(Dataset records begins)
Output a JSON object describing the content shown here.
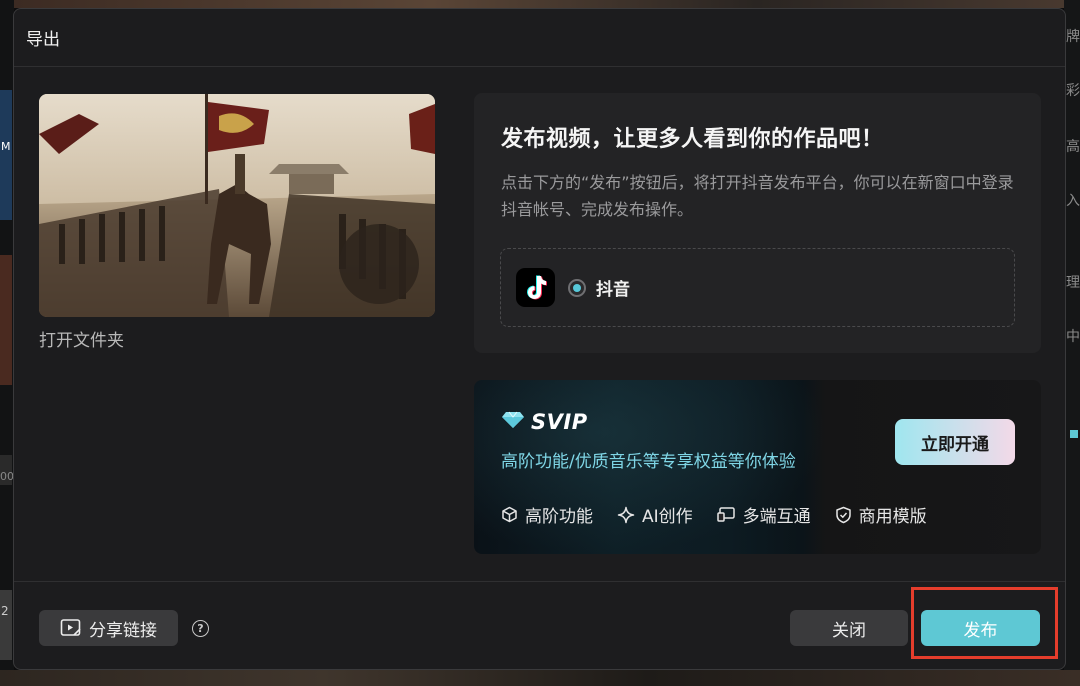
{
  "dialog": {
    "title": "导出"
  },
  "preview": {
    "open_folder_label": "打开文件夹"
  },
  "platform_card": {
    "title": "发布视频，让更多人看到你的作品吧！",
    "description": "点击下方的“发布”按钮后，将打开抖音发布平台，你可以在新窗口中登录抖音帐号、完成发布操作。",
    "platform_option": {
      "label": "抖音",
      "selected": true,
      "icon": "douyin-logo-icon"
    }
  },
  "svip_card": {
    "title": "SVIP",
    "subtitle": "高阶功能/优质音乐等专享权益等你体验",
    "cta_label": "立即开通",
    "features": [
      {
        "label": "高阶功能",
        "icon": "cube-icon"
      },
      {
        "label": "AI创作",
        "icon": "sparkle-icon"
      },
      {
        "label": "多端互通",
        "icon": "devices-icon"
      },
      {
        "label": "商用模版",
        "icon": "shield-check-icon"
      }
    ]
  },
  "footer": {
    "share_label": "分享链接",
    "help_symbol": "?",
    "close_label": "关闭",
    "publish_label": "发布"
  },
  "background": {
    "right_edge_chars": [
      "牌",
      "彩",
      "高",
      "入",
      "理",
      "中"
    ],
    "left_edge_chars": [
      "M",
      "00",
      "2"
    ]
  },
  "colors": {
    "accent": "#5ec8d4",
    "highlight": "#e53d2c",
    "svip_subtitle": "#7fd6e6"
  }
}
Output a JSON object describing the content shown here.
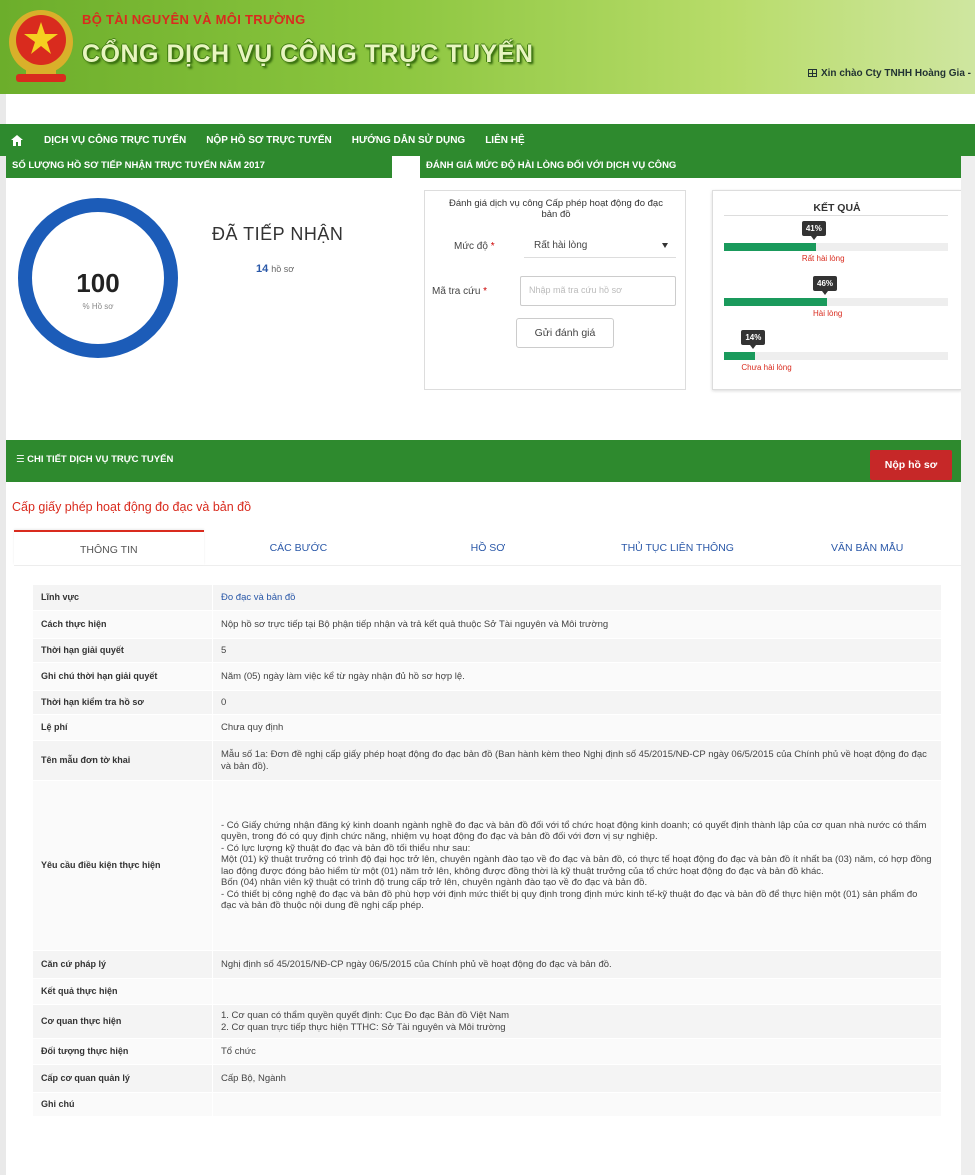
{
  "header": {
    "org_name": "BỘ TÀI NGUYÊN VÀ MÔI TRƯỜNG",
    "portal_title": "CỔNG DỊCH VỤ CÔNG TRỰC TUYẾN",
    "greeting": "Xin chào Cty TNHH Hoàng Gia -",
    "brand_color": "#2e8a2e"
  },
  "nav": {
    "home_icon": "home-icon",
    "items": [
      {
        "label": "DỊCH VỤ CÔNG TRỰC TUYẾN"
      },
      {
        "label": "NỘP HỒ SƠ TRỰC TUYẾN"
      },
      {
        "label": "HƯỚNG DẪN SỬ DỤNG"
      },
      {
        "label": "LIÊN HỆ"
      }
    ]
  },
  "stats": {
    "header": "SỐ LƯỢNG HỒ SƠ TIẾP NHẬN TRỰC TUYẾN NĂM 2017",
    "ring_value": "100",
    "ring_caption": "% Hồ sơ",
    "received_title": "ĐÃ TIẾP NHẬN",
    "received_count": "14",
    "received_unit": "hồ sơ"
  },
  "evaluation": {
    "header": "ĐÁNH GIÁ MỨC ĐỘ HÀI LÒNG ĐỐI VỚI DỊCH VỤ CÔNG",
    "title": "Đánh giá dịch vụ công Cấp phép hoạt động đo đạc bản đồ",
    "level_label": "Mức độ",
    "level_value": "Rất hài lòng",
    "code_label": "Mã tra cứu",
    "code_placeholder": "Nhập mã tra cứu hồ sơ",
    "submit_label": "Gửi đánh giá",
    "required_mark": "*"
  },
  "results": {
    "title": "KẾT QUẢ",
    "items": [
      {
        "percent": 41,
        "badge": "41%",
        "label": "Rất hài lòng"
      },
      {
        "percent": 46,
        "badge": "46%",
        "label": "Hài lòng"
      },
      {
        "percent": 14,
        "badge": "14%",
        "label": "Chưa hài lòng"
      }
    ]
  },
  "detail": {
    "header": "CHI TIẾT DỊCH VỤ TRỰC TUYẾN",
    "submit_button": "Nộp hồ sơ",
    "procedure_title": "Cấp giấy phép hoạt động đo đạc và bản đồ",
    "tabs": [
      {
        "label": "THÔNG TIN",
        "active": true
      },
      {
        "label": "CÁC BƯỚC"
      },
      {
        "label": "HỒ SƠ"
      },
      {
        "label": "THỦ TỤC LIÊN THÔNG"
      },
      {
        "label": "VĂN BẢN MẪU"
      }
    ],
    "rows": [
      {
        "key": "Lĩnh vực",
        "value": "Đo đạc và bản đồ"
      },
      {
        "key": "Cách thực hiện",
        "value": "Nộp hồ sơ trực tiếp tại Bộ phận tiếp nhận và trả kết quả thuộc Sở Tài nguyên và Môi trường"
      },
      {
        "key": "Thời hạn giải quyết",
        "value": "5"
      },
      {
        "key": "Ghi chú thời hạn giải quyết",
        "value": "Năm (05) ngày làm việc kể từ ngày nhận đủ hồ sơ hợp lệ."
      },
      {
        "key": "Thời hạn kiểm tra hồ sơ",
        "value": "0"
      },
      {
        "key": "Lệ phí",
        "value": "Chưa quy định"
      },
      {
        "key": "Tên mẫu đơn tờ khai",
        "value": "Mẫu số 1a: Đơn đề nghị cấp giấy phép hoạt động đo đạc bản đồ (Ban hành kèm theo Nghị định số 45/2015/NĐ-CP ngày 06/5/2015 của Chính phủ về hoạt động đo đạc và bản đồ)."
      },
      {
        "key": "Yêu cầu điều kiện thực hiện",
        "value": "- Có Giấy chứng nhận đăng ký kinh doanh ngành nghề đo đạc và bản đồ đối với tổ chức hoạt động kinh doanh; có quyết định thành lập của cơ quan nhà nước có thẩm quyền, trong đó có quy định chức năng, nhiệm vụ hoạt động đo đạc và bản đồ đối với đơn vị sự nghiệp.\n- Có lực lượng kỹ thuật đo đạc và bản đồ tối thiểu như sau:\nMột (01) kỹ thuật trưởng có trình độ đại học trở lên, chuyên ngành đào tạo về đo đạc và bản đồ, có thực tế hoạt động đo đạc và bản đồ ít nhất ba (03) năm, có hợp đồng lao động được đóng bảo hiểm từ một (01) năm trở lên, không được đồng thời là kỹ thuật trưởng của tổ chức hoạt động đo đạc và bản đồ khác.\nBốn (04) nhân viên kỹ thuật có trình độ trung cấp trở lên, chuyên ngành đào tạo về đo đạc và bản đồ.\n- Có thiết bị công nghệ đo đạc và bản đồ phù hợp với định mức thiết bị quy định trong định mức kinh tế-kỹ thuật đo đạc và bản đồ để thực hiện một (01) sản phẩm đo đạc và bản đồ thuộc nội dung đề nghị cấp phép."
      },
      {
        "key": "Căn cứ pháp lý",
        "value": "Nghị định số 45/2015/NĐ-CP ngày 06/5/2015 của Chính phủ về hoạt động đo đạc và bản đồ."
      },
      {
        "key": "Kết quả thực hiện",
        "value": ""
      },
      {
        "key": "Cơ quan thực hiện",
        "value": "1. Cơ quan có thẩm quyền quyết định: Cục Đo đạc Bản đồ Việt Nam\n2. Cơ quan trực tiếp thực hiện TTHC: Sở Tài nguyên và Môi trường"
      },
      {
        "key": "Đối tượng thực hiện",
        "value": "Tổ chức"
      },
      {
        "key": "Cấp cơ quan quản lý",
        "value": "Cấp Bộ, Ngành"
      },
      {
        "key": "Ghi chú",
        "value": ""
      }
    ]
  }
}
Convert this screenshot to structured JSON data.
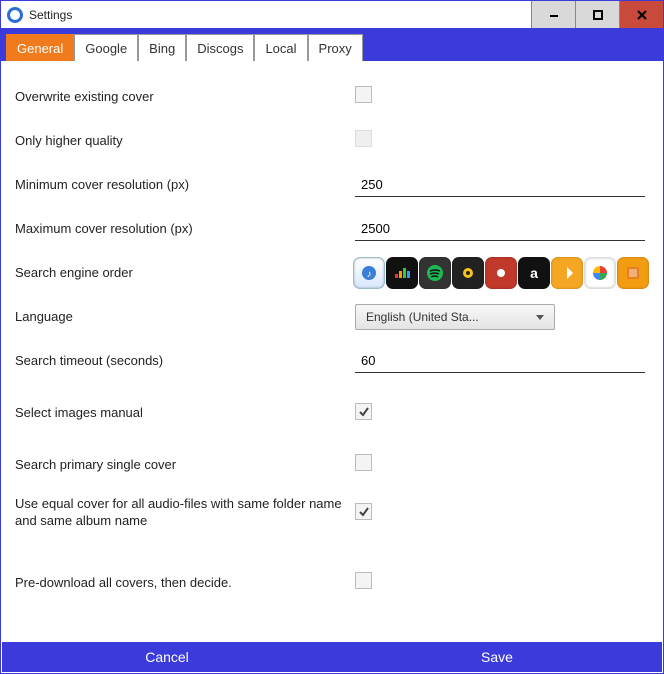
{
  "window": {
    "title": "Settings"
  },
  "tabs": [
    "General",
    "Google",
    "Bing",
    "Discogs",
    "Local",
    "Proxy"
  ],
  "active_tab": 0,
  "fields": {
    "overwrite_label": "Overwrite existing cover",
    "overwrite_checked": false,
    "higher_quality_label": "Only higher quality",
    "higher_quality_checked": false,
    "higher_quality_disabled": true,
    "min_res_label": "Minimum cover resolution (px)",
    "min_res_value": "250",
    "max_res_label": "Maximum cover resolution (px)",
    "max_res_value": "2500",
    "engine_order_label": "Search engine order",
    "language_label": "Language",
    "language_value": "English (United Sta...",
    "timeout_label": "Search timeout (seconds)",
    "timeout_value": "60",
    "select_manual_label": "Select images manual",
    "select_manual_checked": true,
    "primary_single_label": "Search primary single cover",
    "primary_single_checked": false,
    "equal_cover_label": "Use equal cover for all audio-files with same folder name and same album name",
    "equal_cover_checked": true,
    "predownload_label": "Pre-download all covers, then decide.",
    "predownload_checked": false
  },
  "engines": [
    "itunes",
    "deezer",
    "spotify",
    "discogs",
    "gracenote",
    "amazon",
    "bing",
    "google",
    "bookstore"
  ],
  "buttons": {
    "cancel": "Cancel",
    "save": "Save"
  }
}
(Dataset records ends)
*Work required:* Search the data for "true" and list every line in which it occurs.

*Exercise response:*
      "selected": true,
        "active": true
    "higher_quality_disabled": true,
    "select_manual_checked": true,
    "equal_cover_checked": true,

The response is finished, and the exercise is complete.